Varicose veins are an old problem – Hippocrates and the ancient Egyptians wrote about them – and for many seniors, they are an unfortunate rite of passage. Half of all Americans over 50, and two-thirds of women over 60, suffer from those big ropey leg veins. The problem is far more than cosmetic – the pain, swelling and leg fatigue can really discourage an active lifestyle, and severe varicose veins can even cause chronic infections and skin ulcerations.
Memorial—Lufkin and its new Cardiothoracic and Vascular Surgeon, Dr. David Ladden, are introducing breakthrough technology that is successfully treating varicose veins in a matter of minutes. “In the dark ages before the 21st Century, the only surgical treatment was stripping out the saphenous vein, a painful and barbaric procedure that required a general anesthetic and weeks of recovery,” said Dr. Ladden. “Needless to say, most patients avoided that operation if they could, and I still see lots of patients who have been suffering for decades and thought vein stripping was the only alternative. They are delighted to find out that medical technology has finally caught up with varicose veins, and we now have minimally-invasive procedures that can deal with the problem in minutes.”
According to Dr. Ladden, varicose veins generally occur when the valves fail in the primary leg vein, which is called the greater saphenous. Those valves are supposed to push blood back up towards the heart, but when they can not do the job anymore, the blood pools up in the veins. Women with more than two children and people who work on their feet like nurses and teachers are particularly at risk, and heredity and obesity are also factors. “It is a pretty common problem – I have seen patients younger than 30 and older than 90,” said Dr. Ladden.
Dr. Ladden says the breakthrough is catheter technology, the same kind that is used for heart interventions. “Under a local anesthetic, we thread a catheter, about the thickness of a spaghetti noodle, into the vein to heat it from within and seal it off, rather than removing it. The doctor pulls the device through the vein, using either radiofrequency (RF) energy or laser to heat the vein walls and cause them to collapse inward on themselves. Once the vein is sealed, the body automatically re-routes blood flow through healthier vessels and normal circulation is restored. The varicosity symptoms quickly dissipate.”

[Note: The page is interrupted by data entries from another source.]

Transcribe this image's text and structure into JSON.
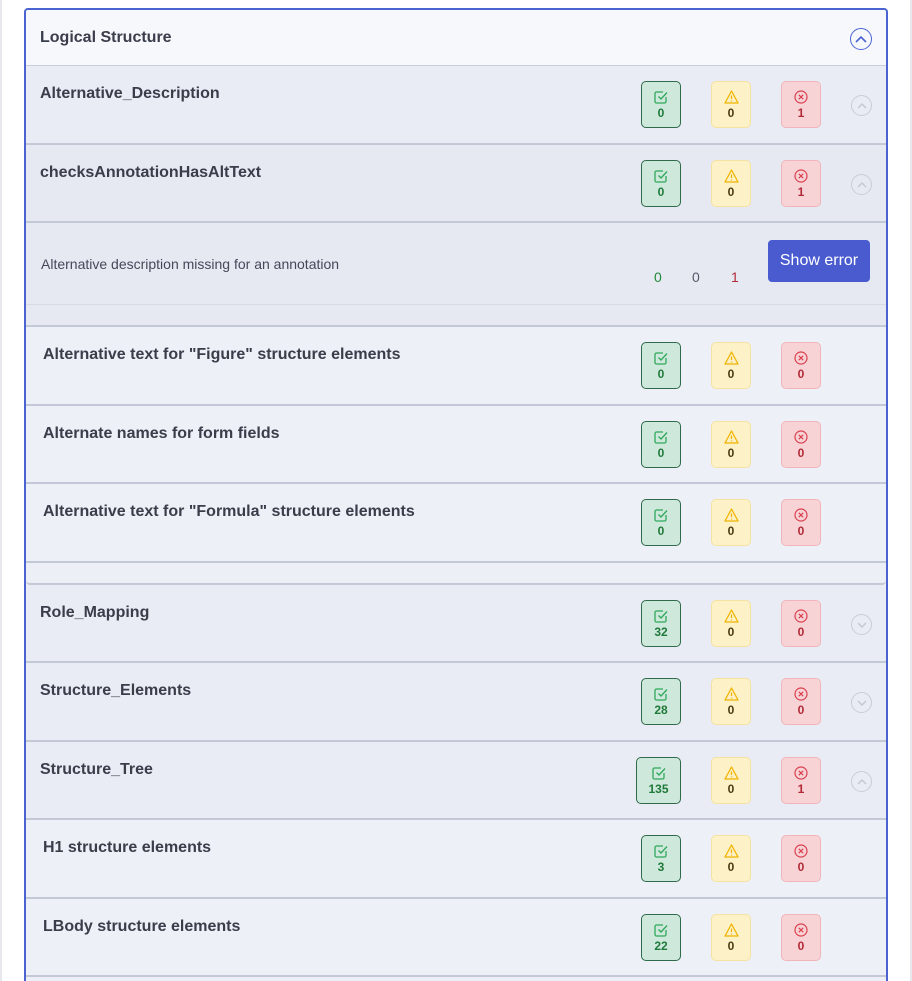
{
  "panel": {
    "title": "Logical Structure"
  },
  "groups": {
    "alt_desc": {
      "label": "Alternative_Description",
      "passed": "0",
      "warnings": "0",
      "failed": "1"
    },
    "role_mapping": {
      "label": "Role_Mapping",
      "passed": "32",
      "warnings": "0",
      "failed": "0"
    },
    "structure_elements": {
      "label": "Structure_Elements",
      "passed": "28",
      "warnings": "0",
      "failed": "0"
    },
    "structure_tree": {
      "label": "Structure_Tree",
      "passed": "135",
      "warnings": "0",
      "failed": "1"
    }
  },
  "checks": {
    "annot_alt": {
      "label": "checksAnnotationHasAltText",
      "passed": "0",
      "warnings": "0",
      "failed": "1",
      "detail": {
        "message": "Alternative description missing for an annotation",
        "passed": "0",
        "warnings": "0",
        "failed": "1",
        "button_label": "Show error"
      }
    }
  },
  "subchecks": {
    "figure": {
      "label": "Alternative text for \"Figure\" structure elements",
      "passed": "0",
      "warnings": "0",
      "failed": "0"
    },
    "form_fields": {
      "label": "Alternate names for form fields",
      "passed": "0",
      "warnings": "0",
      "failed": "0"
    },
    "formula": {
      "label": "Alternative text for \"Formula\" structure elements",
      "passed": "0",
      "warnings": "0",
      "failed": "0"
    },
    "h1": {
      "label": "H1 structure elements",
      "passed": "3",
      "warnings": "0",
      "failed": "0"
    },
    "lbody": {
      "label": "LBody structure elements",
      "passed": "22",
      "warnings": "0",
      "failed": "0"
    }
  },
  "icons": {
    "passed": "check-square-icon",
    "warnings": "warning-triangle-icon",
    "failed": "x-circle-icon",
    "expand": "chevron-down-icon",
    "collapse": "chevron-up-icon"
  },
  "colors": {
    "accent": "#4a5bd0",
    "passed": "#1f8a3a",
    "warning": "#f0b400",
    "failed": "#d9404f"
  }
}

“The speed and comfort of this technique are amazing to my patients,” said Dr. Ladden. The device, VNUS® ClosureFAST™, uses radiofrequency energy to seal a typical 45-centimeter length of vein (about 14 inches) in three to five minutes. The only discomfort the patient feels is a couple of needle sticks. Patients are encouraged to get up and walk immediately after the procedure, with most returning to normal activity the very next day. The pain and fatigue disappear almost instantly, and the swollen veins begin to deflate in a week or two.
Dr. Ladden says he prefers the RF device to the older laser catheters because the lasers operate at extremely high temperatures – over 800 degrees Fahrenheit – and that can be traumatic to the tissues, causing pain and bruising. RF operates at much lower temperatures and it’s far more comfortable for the patient.
This procedure is considered a medical necessity, rather than cosmetic surgery, so it is covered by Medicare and most insurers. That clears away the one final barrier to longtime varicose vein sufferers seeking treatment. More men than ever before are requesting the procedure – having one’s varicose veins treated is no longer considered unmanly. And there has been significant interest in the technology from active seniors in their 70s and 80s – their middle-aged children are undergoing the procedure, and when the parents see the results, they want the treatment themselves. “I have had patients tell me they are wearing shorts for the first time in 40 years,” said Dr. Ladden.